Dataset rows describing interfaces >>
---
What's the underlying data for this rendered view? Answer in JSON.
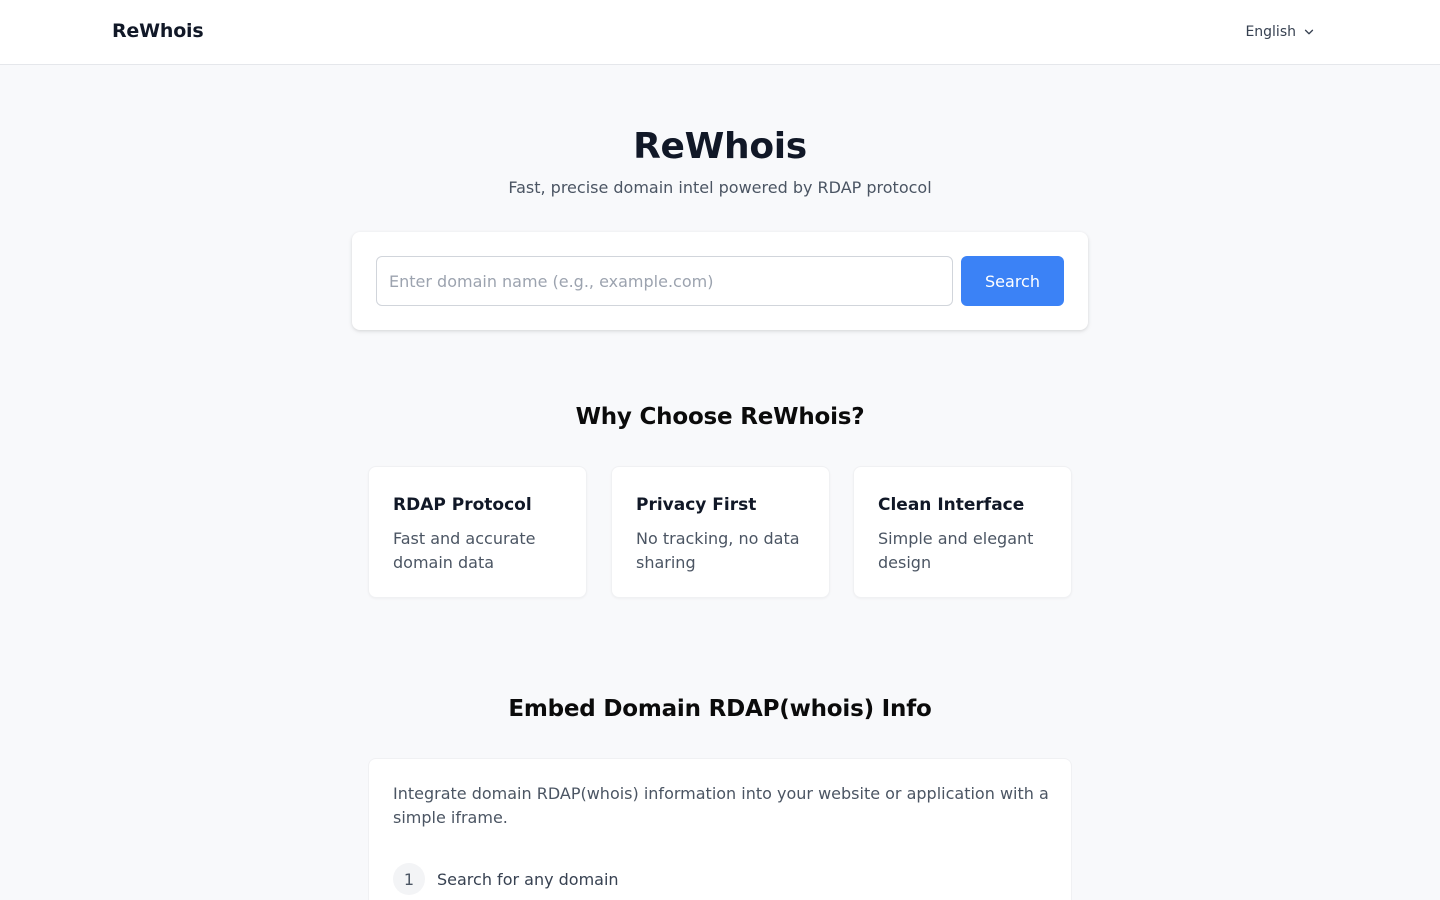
{
  "header": {
    "brand": "ReWhois",
    "language": "English"
  },
  "hero": {
    "title": "ReWhois",
    "subtitle": "Fast, precise domain intel powered by RDAP protocol"
  },
  "search": {
    "placeholder": "Enter domain name (e.g., example.com)",
    "value": "",
    "button_label": "Search",
    "accent_color": "#3b82f6"
  },
  "why": {
    "title": "Why Choose ReWhois?",
    "features": [
      {
        "title": "RDAP Protocol",
        "description": "Fast and accurate domain data"
      },
      {
        "title": "Privacy First",
        "description": "No tracking, no data sharing"
      },
      {
        "title": "Clean Interface",
        "description": "Simple and elegant design"
      }
    ]
  },
  "embed": {
    "title": "Embed Domain RDAP(whois) Info",
    "description": "Integrate domain RDAP(whois) information into your website or application with a simple iframe.",
    "steps": [
      {
        "number": "1",
        "text": "Search for any domain"
      }
    ]
  },
  "icons": {
    "language_dropdown": "chevron-down-icon"
  }
}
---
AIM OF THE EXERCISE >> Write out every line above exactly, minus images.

PROBLEM SOLUTION >>
What's the underlying data for this rendered view? Answer in JSON.
{
  "header": {
    "brand": "ReWhois",
    "language": "English"
  },
  "hero": {
    "title": "ReWhois",
    "subtitle": "Fast, precise domain intel powered by RDAP protocol"
  },
  "search": {
    "placeholder": "Enter domain name (e.g., example.com)",
    "value": "",
    "button_label": "Search",
    "accent_color": "#3b82f6"
  },
  "why": {
    "title": "Why Choose ReWhois?",
    "features": [
      {
        "title": "RDAP Protocol",
        "description": "Fast and accurate domain data"
      },
      {
        "title": "Privacy First",
        "description": "No tracking, no data sharing"
      },
      {
        "title": "Clean Interface",
        "description": "Simple and elegant design"
      }
    ]
  },
  "embed": {
    "title": "Embed Domain RDAP(whois) Info",
    "description": "Integrate domain RDAP(whois) information into your website or application with a simple iframe.",
    "steps": [
      {
        "number": "1",
        "text": "Search for any domain"
      }
    ]
  },
  "icons": {
    "language_dropdown": "chevron-down-icon"
  }
}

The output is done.